* What you will do *
Look through the entries below, please, and copy every line with the word "Hung".
[Material for this task]
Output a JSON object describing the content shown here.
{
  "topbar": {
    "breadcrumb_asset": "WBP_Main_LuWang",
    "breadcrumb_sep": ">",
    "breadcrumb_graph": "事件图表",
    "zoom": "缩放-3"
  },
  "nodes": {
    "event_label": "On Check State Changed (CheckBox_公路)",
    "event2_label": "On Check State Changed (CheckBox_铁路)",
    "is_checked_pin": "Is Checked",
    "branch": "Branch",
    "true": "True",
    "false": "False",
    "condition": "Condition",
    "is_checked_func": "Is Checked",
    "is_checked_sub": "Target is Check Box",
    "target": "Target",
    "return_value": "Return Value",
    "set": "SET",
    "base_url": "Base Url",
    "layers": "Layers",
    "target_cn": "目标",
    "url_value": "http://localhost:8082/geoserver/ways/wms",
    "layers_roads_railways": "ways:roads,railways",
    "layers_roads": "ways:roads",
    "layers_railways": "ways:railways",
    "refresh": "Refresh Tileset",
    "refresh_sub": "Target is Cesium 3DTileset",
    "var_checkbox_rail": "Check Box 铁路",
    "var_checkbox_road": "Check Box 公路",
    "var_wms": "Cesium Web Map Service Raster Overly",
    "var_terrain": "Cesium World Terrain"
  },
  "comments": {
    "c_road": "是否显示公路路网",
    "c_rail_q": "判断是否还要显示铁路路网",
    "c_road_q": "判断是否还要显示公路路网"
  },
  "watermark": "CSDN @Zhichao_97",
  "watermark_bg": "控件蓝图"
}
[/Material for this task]
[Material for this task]
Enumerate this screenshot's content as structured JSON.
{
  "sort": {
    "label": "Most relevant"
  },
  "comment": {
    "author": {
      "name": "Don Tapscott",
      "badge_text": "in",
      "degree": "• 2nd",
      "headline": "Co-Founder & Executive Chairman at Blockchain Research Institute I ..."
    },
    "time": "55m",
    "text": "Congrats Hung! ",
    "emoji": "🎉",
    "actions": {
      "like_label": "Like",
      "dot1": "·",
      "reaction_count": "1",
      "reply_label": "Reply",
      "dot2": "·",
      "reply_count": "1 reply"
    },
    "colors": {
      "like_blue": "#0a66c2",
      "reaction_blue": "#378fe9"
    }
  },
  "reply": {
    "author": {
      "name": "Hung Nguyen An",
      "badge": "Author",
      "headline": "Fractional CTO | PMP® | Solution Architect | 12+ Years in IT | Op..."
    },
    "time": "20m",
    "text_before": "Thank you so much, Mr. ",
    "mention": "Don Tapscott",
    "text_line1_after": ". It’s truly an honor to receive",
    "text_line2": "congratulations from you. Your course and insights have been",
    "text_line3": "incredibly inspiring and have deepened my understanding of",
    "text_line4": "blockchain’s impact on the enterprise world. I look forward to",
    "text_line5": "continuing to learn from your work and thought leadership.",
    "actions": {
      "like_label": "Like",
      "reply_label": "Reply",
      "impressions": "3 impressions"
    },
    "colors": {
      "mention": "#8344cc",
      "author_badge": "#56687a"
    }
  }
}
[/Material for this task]
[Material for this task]
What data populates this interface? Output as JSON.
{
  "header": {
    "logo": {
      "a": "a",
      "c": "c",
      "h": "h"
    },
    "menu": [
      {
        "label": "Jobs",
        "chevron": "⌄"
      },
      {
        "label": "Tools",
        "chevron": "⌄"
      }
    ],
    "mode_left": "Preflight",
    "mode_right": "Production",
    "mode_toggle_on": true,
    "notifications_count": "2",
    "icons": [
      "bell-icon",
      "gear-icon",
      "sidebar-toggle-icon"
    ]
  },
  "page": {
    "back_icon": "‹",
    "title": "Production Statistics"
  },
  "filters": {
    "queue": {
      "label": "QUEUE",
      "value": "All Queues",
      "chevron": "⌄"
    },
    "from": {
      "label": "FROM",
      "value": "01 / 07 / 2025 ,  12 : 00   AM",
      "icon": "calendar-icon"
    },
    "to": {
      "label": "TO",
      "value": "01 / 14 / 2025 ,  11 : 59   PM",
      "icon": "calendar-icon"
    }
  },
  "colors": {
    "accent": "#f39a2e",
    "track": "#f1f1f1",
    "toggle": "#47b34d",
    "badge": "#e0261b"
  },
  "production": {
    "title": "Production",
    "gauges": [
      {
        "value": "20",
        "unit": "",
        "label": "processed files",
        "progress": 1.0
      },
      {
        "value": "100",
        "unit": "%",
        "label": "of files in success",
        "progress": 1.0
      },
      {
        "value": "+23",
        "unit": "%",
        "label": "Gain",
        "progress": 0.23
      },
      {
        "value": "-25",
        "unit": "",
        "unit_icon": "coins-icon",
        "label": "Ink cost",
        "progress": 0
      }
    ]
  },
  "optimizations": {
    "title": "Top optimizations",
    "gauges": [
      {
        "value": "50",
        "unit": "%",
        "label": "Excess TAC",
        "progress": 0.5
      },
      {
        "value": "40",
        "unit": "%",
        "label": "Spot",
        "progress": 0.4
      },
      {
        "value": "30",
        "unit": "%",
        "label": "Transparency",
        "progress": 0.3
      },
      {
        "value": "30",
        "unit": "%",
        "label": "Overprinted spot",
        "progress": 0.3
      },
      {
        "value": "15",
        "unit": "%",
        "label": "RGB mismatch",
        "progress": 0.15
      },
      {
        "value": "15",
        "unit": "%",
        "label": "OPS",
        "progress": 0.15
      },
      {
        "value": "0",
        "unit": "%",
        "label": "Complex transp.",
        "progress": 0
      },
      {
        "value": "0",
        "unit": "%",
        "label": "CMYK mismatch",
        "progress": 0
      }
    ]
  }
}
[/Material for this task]
* Solved exercise *
    "text": "Congrats Hung! ",
      "name": "Hung Nguyen An",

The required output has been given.